**Record extracts**
++++++++++

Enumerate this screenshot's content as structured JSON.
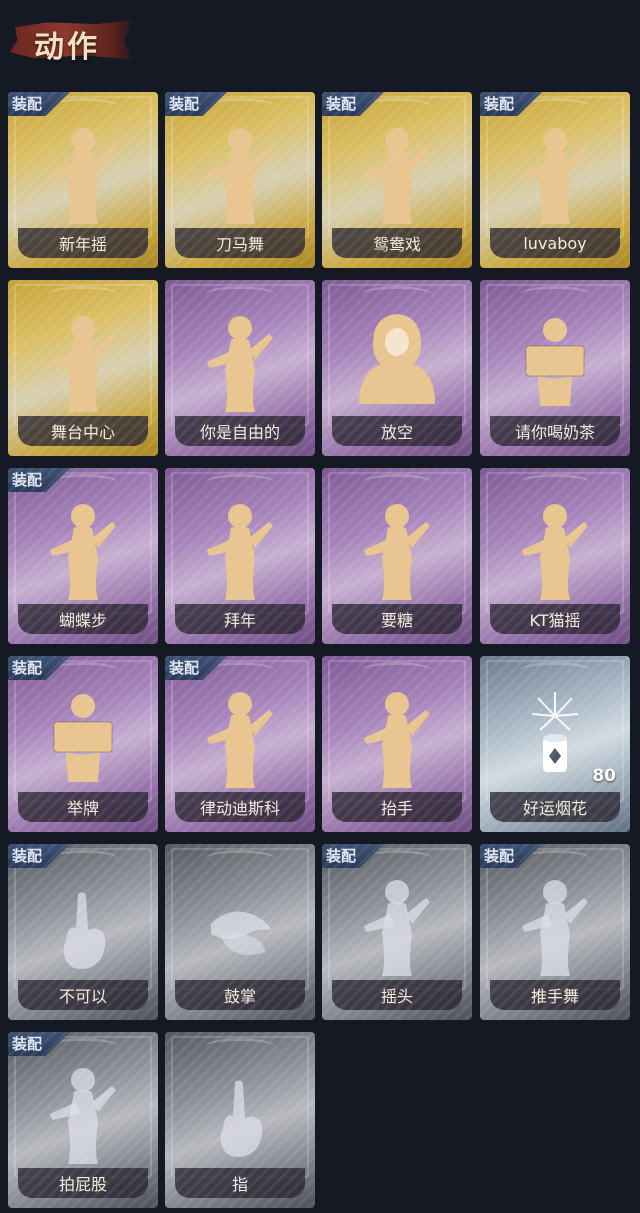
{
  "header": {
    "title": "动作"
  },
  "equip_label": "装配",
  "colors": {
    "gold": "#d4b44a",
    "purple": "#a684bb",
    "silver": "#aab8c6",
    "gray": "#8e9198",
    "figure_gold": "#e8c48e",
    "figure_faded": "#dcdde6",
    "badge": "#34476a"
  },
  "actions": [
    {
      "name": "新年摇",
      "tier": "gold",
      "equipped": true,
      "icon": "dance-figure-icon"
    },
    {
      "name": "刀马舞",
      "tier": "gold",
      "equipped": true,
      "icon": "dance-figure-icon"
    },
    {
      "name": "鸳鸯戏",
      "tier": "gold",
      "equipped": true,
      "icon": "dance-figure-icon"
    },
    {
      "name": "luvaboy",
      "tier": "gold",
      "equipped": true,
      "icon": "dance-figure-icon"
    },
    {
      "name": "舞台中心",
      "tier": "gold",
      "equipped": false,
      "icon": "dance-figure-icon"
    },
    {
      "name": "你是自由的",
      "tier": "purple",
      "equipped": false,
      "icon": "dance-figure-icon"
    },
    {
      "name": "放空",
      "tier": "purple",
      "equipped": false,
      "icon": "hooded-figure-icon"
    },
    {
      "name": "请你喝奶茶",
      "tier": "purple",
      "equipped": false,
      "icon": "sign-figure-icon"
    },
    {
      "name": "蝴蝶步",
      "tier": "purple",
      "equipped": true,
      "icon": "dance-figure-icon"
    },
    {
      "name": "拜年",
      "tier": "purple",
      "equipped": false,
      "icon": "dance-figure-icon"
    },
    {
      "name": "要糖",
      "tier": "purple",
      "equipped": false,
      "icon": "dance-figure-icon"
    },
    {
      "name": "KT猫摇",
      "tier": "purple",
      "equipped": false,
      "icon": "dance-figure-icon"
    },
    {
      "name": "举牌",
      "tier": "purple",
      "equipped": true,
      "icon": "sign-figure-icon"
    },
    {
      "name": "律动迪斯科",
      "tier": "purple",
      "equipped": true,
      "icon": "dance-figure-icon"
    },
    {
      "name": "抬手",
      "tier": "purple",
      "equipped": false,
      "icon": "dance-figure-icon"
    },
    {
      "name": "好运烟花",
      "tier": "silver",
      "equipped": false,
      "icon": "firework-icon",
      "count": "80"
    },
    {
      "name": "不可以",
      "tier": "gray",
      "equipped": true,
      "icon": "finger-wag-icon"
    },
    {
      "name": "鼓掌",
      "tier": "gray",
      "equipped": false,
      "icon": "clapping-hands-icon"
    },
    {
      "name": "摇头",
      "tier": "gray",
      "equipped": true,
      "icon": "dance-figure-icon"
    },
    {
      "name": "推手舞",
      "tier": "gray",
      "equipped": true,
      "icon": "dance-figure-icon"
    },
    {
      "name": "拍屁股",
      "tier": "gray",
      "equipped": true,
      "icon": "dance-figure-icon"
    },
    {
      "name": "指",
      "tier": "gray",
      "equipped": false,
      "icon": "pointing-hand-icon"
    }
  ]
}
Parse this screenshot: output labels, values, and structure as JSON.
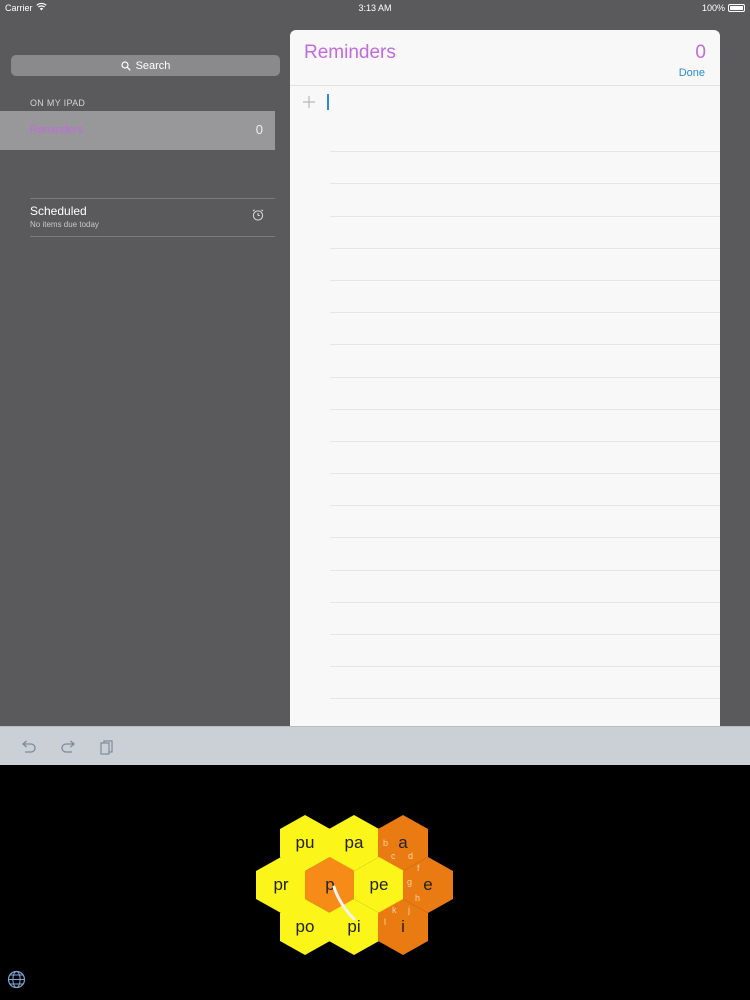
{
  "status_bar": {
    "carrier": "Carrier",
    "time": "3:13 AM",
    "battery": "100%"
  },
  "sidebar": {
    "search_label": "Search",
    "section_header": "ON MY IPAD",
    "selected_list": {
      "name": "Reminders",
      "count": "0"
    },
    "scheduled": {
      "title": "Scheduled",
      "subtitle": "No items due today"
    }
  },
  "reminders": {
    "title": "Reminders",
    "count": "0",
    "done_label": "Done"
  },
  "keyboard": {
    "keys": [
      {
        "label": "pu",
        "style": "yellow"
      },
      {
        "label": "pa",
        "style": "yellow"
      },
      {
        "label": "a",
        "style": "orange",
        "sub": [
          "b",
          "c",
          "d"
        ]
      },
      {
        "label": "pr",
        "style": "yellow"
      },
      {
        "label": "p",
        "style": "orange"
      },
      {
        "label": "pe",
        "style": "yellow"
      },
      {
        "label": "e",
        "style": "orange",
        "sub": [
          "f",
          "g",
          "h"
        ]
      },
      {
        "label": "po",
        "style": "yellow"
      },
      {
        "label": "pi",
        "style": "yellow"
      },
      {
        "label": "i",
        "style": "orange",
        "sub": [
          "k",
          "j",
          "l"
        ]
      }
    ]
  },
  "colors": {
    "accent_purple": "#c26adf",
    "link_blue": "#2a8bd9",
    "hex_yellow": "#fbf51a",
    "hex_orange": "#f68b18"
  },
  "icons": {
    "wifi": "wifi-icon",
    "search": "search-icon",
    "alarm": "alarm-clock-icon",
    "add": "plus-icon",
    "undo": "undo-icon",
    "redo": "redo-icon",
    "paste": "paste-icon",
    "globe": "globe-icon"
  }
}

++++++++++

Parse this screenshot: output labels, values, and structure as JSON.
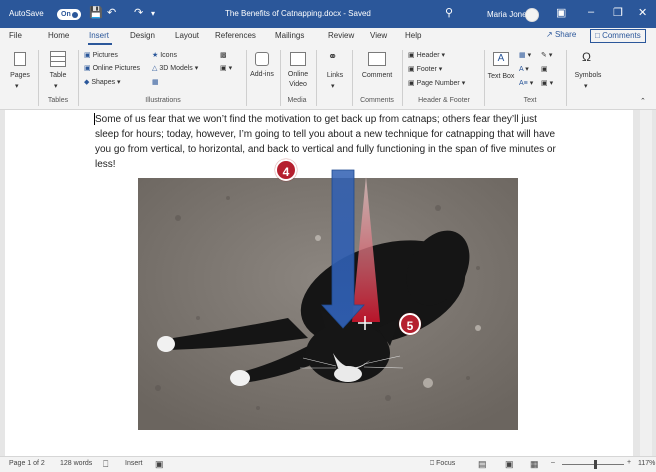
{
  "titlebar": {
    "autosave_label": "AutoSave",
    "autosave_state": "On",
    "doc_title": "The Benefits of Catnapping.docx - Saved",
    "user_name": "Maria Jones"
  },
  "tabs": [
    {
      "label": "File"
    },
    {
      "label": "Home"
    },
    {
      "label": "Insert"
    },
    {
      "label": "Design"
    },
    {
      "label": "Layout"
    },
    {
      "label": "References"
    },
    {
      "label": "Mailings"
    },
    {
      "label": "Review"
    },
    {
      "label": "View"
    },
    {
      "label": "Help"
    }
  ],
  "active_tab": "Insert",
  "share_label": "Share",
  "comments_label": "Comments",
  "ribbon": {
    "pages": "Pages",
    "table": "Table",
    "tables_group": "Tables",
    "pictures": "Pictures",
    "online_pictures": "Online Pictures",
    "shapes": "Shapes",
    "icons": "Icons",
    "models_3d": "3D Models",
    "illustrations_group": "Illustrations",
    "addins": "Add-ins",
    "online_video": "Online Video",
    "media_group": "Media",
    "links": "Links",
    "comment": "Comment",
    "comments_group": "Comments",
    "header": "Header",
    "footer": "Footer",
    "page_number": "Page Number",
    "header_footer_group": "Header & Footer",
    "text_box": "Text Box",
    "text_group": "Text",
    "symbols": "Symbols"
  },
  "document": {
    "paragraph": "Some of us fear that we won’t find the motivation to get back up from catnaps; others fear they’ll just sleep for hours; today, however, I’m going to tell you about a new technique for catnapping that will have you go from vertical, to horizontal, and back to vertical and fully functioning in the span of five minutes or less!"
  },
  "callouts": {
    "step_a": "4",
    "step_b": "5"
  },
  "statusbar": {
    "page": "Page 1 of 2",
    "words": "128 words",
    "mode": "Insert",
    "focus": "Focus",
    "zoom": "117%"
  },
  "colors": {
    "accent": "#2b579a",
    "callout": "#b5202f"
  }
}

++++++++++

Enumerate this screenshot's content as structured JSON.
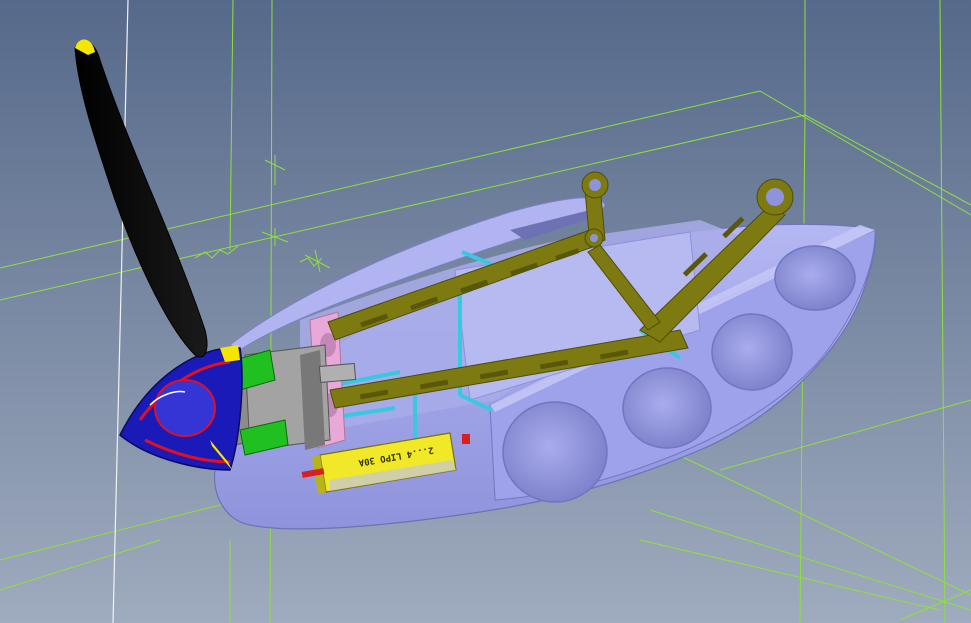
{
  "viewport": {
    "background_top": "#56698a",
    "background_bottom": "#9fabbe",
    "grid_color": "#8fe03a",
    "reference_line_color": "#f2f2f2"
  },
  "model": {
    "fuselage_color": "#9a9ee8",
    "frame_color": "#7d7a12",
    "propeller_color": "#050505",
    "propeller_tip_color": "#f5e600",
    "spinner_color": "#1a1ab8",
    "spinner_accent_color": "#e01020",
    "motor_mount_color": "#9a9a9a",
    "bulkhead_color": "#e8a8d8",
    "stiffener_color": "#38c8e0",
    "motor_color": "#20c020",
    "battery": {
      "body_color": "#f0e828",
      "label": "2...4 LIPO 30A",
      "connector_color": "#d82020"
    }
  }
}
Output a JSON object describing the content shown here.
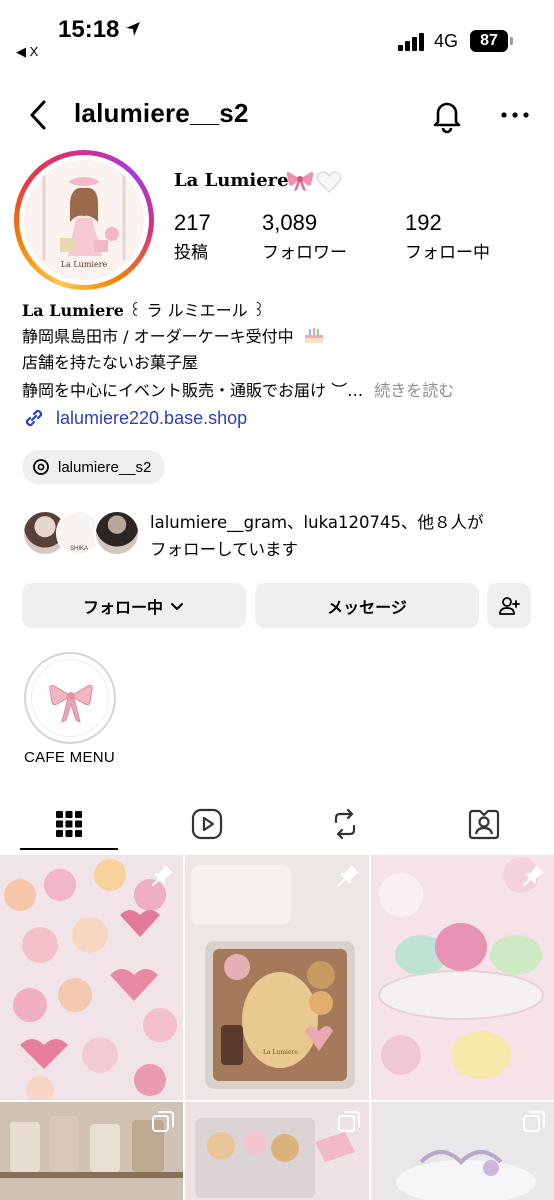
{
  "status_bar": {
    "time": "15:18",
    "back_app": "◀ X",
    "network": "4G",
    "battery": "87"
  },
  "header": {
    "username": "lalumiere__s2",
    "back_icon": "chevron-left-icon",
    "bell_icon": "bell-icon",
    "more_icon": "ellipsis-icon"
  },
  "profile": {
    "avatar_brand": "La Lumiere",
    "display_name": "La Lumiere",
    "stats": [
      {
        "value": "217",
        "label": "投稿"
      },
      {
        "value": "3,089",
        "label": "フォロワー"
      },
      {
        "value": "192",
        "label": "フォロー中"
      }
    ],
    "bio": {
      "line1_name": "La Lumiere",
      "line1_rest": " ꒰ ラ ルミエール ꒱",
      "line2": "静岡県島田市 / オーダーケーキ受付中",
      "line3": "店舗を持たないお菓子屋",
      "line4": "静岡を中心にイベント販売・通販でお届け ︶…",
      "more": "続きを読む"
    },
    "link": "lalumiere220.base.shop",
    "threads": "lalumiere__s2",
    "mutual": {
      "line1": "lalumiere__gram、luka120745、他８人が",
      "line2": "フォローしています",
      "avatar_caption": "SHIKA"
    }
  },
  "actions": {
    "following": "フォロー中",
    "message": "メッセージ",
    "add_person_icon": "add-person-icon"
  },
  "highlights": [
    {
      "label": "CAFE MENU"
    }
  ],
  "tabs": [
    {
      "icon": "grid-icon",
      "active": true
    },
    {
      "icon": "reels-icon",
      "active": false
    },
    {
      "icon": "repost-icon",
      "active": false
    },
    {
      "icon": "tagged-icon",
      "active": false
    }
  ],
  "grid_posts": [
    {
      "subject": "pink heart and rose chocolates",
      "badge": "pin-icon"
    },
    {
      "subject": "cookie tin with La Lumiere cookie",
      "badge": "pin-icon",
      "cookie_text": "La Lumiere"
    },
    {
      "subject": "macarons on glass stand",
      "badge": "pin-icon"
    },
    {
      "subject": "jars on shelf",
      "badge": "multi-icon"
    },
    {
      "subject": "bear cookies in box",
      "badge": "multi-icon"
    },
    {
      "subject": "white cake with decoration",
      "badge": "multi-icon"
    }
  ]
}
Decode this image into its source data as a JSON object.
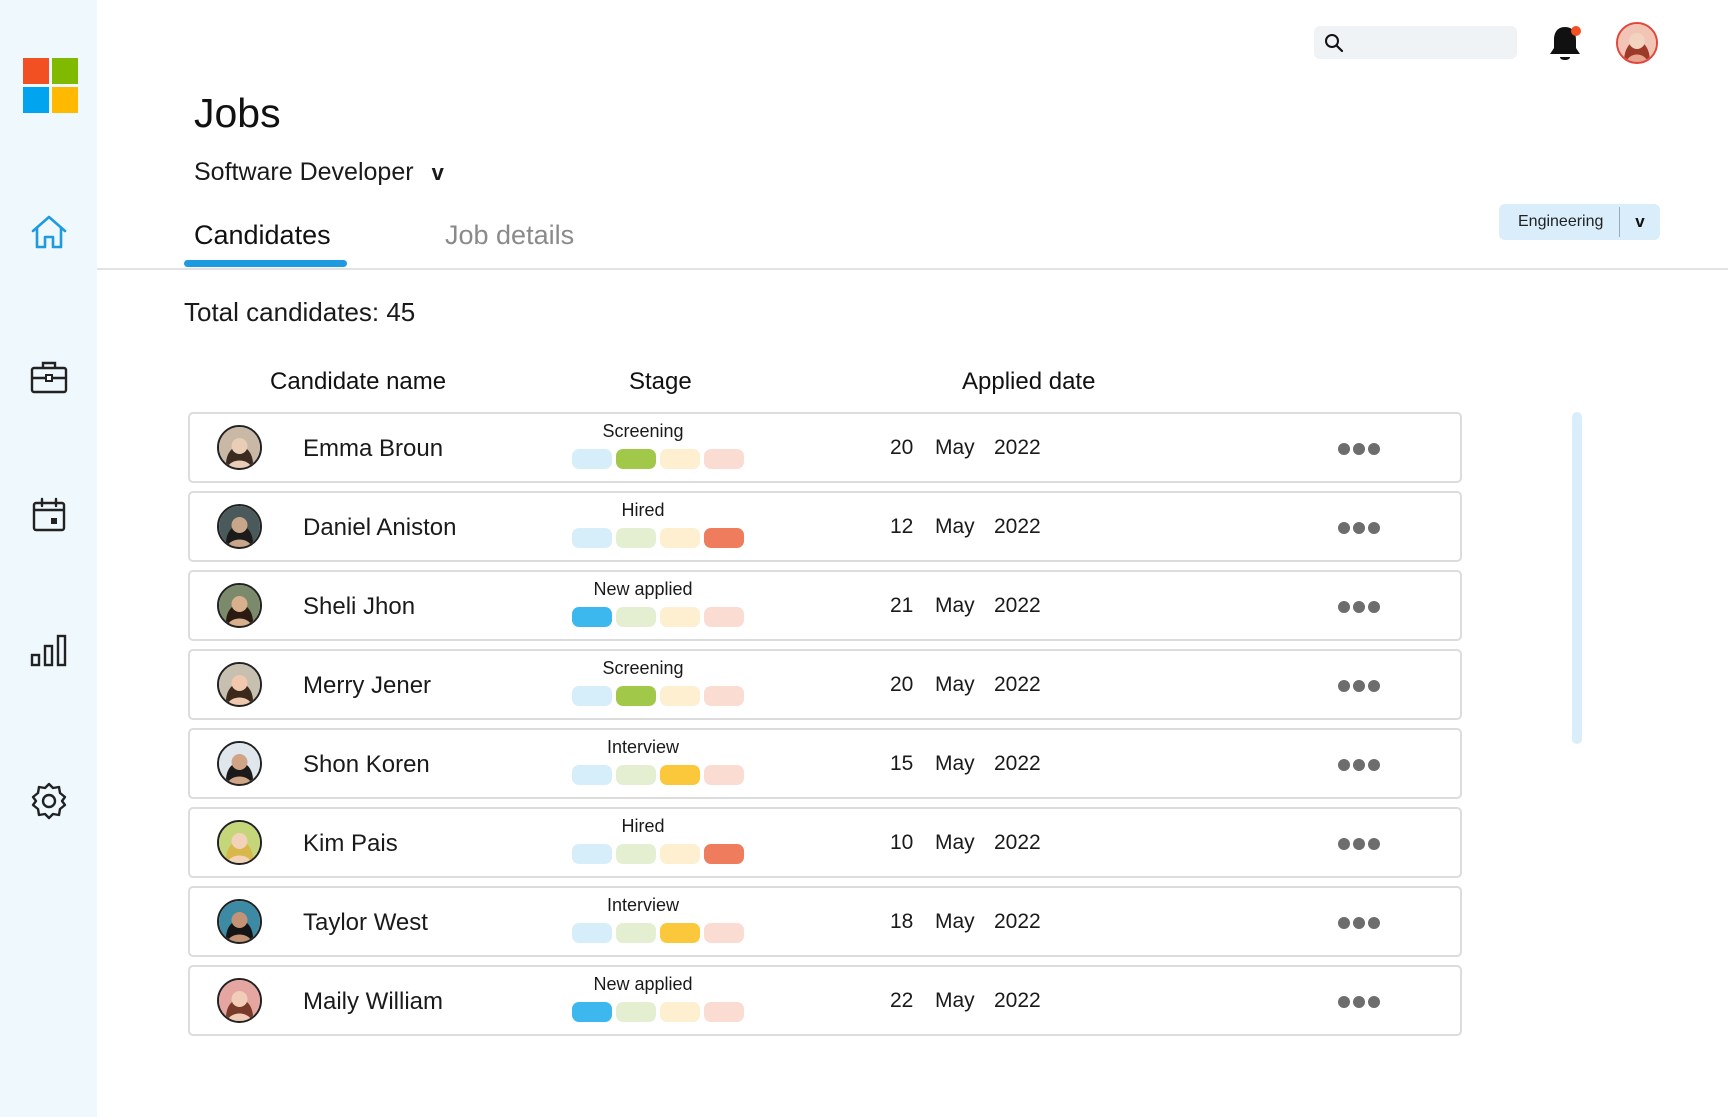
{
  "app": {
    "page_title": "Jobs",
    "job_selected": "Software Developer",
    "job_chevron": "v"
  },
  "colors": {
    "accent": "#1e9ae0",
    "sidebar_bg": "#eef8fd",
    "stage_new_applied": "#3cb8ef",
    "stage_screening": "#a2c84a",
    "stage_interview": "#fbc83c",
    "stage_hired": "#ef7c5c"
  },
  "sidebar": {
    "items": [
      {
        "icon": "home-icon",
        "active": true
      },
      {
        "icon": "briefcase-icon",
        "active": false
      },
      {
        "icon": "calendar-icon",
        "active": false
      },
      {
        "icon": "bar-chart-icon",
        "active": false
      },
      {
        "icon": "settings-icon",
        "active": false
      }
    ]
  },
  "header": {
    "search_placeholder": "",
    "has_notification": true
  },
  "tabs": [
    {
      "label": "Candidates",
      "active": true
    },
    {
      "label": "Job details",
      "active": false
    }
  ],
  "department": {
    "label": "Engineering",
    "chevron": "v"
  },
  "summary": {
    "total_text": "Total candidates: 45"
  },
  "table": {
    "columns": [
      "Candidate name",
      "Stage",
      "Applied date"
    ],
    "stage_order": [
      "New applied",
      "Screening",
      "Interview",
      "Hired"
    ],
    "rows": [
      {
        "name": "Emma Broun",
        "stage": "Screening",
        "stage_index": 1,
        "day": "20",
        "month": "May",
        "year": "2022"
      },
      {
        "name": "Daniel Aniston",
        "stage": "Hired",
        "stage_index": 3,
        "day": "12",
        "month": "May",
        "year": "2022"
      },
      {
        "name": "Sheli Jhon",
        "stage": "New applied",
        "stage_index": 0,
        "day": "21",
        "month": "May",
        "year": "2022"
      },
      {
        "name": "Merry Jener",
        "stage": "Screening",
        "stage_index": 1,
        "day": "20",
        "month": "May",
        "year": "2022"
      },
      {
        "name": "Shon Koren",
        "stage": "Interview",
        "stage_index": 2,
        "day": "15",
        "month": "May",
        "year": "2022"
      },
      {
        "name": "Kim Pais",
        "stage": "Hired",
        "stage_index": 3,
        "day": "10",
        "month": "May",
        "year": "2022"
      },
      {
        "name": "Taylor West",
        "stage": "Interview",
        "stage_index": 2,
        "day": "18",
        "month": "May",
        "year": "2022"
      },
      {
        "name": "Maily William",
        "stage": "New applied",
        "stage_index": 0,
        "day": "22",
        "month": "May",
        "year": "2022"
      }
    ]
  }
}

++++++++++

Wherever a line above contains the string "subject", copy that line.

**Exercise solution**
      "subject": "pink heart and rose chocolates",
      "subject": "cookie tin with La Lumiere cookie",
      "subject": "macarons on glass stand",
      "subject": "jars on shelf",
      "subject": "bear cookies in box",
      "subject": "white cake with decoration",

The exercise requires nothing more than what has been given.